The Central Bank of the Philippines or Bangko Sentral ng Pilipinas (BSP) has issued a deadline for digital banks to register with the regulator. Digital banks are expected to comply and register before August 31, or else they will have to wait another three years or more before applying again.
Central Bank governor Benjamin Diokno said in a virtual briefing yesterday that limiting the number of digital banks will help monitor the banks’ impact on the government’s financial inclusion agenda. According to him, this will also ensure healthy competition among banks to offer innovative products and services.
At present, there are five digital banks licensed to operate in the country: Overseas Filipino Bank (of the state-owned Land Bank of the Philippines), Tonik Bank, UNObank, UnionDigital Bank, and GoTyme.

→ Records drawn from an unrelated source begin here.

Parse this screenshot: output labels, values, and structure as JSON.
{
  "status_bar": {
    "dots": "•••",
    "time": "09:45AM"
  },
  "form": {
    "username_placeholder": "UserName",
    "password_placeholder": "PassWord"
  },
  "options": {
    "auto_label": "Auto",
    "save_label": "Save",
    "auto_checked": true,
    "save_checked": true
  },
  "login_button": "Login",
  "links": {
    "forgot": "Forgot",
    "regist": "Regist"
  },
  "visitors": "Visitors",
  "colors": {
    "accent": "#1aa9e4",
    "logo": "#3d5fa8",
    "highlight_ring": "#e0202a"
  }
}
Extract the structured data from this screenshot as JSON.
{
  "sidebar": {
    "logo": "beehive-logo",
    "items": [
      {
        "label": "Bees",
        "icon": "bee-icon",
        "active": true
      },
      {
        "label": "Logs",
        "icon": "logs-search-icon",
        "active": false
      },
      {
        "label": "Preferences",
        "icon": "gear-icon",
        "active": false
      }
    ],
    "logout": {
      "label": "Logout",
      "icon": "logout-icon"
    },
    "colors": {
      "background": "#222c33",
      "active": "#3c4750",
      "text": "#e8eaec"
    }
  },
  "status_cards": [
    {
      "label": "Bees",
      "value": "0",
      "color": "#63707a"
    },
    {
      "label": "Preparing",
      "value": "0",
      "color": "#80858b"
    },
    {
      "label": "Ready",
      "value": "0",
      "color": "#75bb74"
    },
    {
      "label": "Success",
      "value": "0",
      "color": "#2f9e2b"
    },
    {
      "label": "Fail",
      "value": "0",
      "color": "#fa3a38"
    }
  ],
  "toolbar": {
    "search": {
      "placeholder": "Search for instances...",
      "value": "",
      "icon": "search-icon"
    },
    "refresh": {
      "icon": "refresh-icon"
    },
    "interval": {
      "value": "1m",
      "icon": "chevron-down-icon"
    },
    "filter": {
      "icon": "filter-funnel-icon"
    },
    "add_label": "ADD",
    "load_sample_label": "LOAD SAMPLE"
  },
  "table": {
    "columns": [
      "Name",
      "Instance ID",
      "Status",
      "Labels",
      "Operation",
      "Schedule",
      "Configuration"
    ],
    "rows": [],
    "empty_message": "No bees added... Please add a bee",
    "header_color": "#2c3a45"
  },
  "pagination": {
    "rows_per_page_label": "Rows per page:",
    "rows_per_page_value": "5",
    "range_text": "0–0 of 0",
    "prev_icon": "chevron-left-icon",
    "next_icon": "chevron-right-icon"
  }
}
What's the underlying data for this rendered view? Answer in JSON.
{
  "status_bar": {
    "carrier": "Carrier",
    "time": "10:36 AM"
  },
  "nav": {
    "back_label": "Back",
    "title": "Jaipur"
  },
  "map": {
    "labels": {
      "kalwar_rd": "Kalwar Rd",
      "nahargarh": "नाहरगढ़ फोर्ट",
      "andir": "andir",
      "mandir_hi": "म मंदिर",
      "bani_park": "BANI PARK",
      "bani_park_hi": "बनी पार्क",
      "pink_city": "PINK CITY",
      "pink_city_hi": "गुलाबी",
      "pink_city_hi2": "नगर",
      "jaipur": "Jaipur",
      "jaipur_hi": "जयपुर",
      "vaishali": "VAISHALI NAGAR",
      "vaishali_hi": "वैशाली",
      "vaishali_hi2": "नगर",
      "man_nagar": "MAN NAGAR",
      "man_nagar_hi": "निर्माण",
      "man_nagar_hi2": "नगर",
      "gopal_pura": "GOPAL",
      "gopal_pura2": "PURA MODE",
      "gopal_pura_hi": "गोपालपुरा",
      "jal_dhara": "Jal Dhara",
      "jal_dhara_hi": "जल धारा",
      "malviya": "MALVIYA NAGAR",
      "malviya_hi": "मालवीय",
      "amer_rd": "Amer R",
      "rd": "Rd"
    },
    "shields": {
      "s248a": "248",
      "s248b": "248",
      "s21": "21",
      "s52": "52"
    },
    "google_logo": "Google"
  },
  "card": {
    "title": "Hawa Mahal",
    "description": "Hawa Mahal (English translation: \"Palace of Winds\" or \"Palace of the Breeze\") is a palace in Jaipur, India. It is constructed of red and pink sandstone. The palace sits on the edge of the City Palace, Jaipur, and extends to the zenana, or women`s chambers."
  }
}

Two other pending applications will bring the number of digital banks to seven, BSP’s imposed limit. However, Diokno said that these two applications would need to satisfy all the requirements before being given the green light. And since there are only a few days left before the deadline, the chances of new applicants are very slim.
BSP’s moratorium is initially set for three years, but Diokno added that this may or may not be extended. The BSP Monetary Board will have to monitor the digital banking landscape and decide whether the number of digital banks is enough for the country’s digital economy.
Digitalization and financial inclusion
In 2020, BSP recognized digital banks as distinct from existing bank classifications, defining them as “a bank that offers financial products and services that are processed end-to-end through a digital platform and/or electronic channels with no physical branches.”
“We see these banks as additional partners in further promoting market efficiencies and expanding access of Filipinos to a broad range of financial services, bringing us closer to the realization of our target that at least 50% of total retail payment transactions have shifted to digital, and 70% of adult Filipinos have transaction accounts by the year 2023,” Diokno said last year.
As early as 2020, BSP’s Monetary Board had already considered limiting the number of digital banks against the backdrop of the country’s overall banking situation.
Southeast Asia’s digital banking boom
2021 is the shining moment for digital banks in Southeast Asia. Early this year, the Monetary Authority of Singapore announced four successful applicants for the city-state’s first batch of digital banks. Meanwhile, Malaysia’s digital bank race has extremely heated up after 29 applicants confirmed their bid for one of the five slots on offer. While neighbouring Thailand and Indonesia do not issue full digital banking licenses, both countries remain popular for neobanks and digital banks. In the next two to three years, these countries are expected to roll out a comprehensive digital banking roadmap in response to the digital banking boom in the region.